INFORMATION GIVEN START

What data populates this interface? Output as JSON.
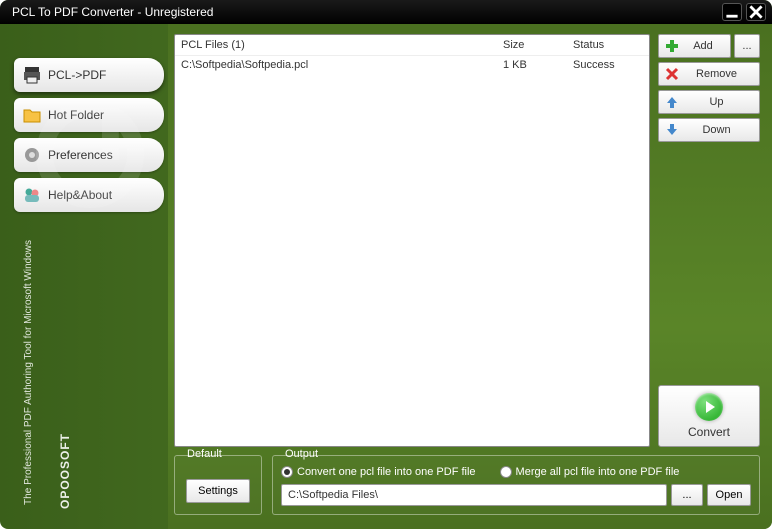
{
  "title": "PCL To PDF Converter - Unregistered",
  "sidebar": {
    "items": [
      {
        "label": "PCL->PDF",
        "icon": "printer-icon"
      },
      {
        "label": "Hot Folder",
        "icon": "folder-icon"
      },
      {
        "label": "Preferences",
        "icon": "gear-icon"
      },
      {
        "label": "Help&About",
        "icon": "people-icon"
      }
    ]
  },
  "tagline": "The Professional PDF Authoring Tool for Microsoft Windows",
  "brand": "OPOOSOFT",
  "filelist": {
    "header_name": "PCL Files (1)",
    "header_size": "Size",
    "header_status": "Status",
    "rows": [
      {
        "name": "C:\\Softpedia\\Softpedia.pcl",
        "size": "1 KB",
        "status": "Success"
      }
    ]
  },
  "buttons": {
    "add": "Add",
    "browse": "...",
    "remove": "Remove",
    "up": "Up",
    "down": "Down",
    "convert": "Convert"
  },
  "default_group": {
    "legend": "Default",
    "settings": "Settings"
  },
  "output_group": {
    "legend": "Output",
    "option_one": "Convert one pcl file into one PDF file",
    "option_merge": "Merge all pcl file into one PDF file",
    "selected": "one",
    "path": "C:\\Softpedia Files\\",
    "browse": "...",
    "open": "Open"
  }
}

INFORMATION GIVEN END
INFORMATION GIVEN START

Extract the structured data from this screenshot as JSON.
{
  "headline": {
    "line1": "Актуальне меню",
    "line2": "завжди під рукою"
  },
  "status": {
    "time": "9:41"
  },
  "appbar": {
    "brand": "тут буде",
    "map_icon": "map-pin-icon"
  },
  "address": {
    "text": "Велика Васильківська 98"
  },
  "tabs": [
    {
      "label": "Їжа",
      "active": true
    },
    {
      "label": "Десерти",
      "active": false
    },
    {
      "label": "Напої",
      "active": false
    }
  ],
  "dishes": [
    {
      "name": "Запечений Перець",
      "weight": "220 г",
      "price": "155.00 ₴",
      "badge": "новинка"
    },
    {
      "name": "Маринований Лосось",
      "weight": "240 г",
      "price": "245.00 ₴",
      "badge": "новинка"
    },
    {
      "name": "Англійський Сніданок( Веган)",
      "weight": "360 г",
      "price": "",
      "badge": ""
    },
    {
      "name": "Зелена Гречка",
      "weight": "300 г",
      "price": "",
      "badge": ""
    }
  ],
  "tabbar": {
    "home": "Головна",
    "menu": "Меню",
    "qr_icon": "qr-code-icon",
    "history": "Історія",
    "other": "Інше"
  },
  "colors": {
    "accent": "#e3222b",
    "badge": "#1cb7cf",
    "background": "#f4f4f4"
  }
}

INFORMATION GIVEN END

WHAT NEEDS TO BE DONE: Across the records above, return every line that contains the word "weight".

COMPLETED TASK:
      "weight": "220 г",
      "weight": "240 г",
      "weight": "360 г",
      "weight": "300 г",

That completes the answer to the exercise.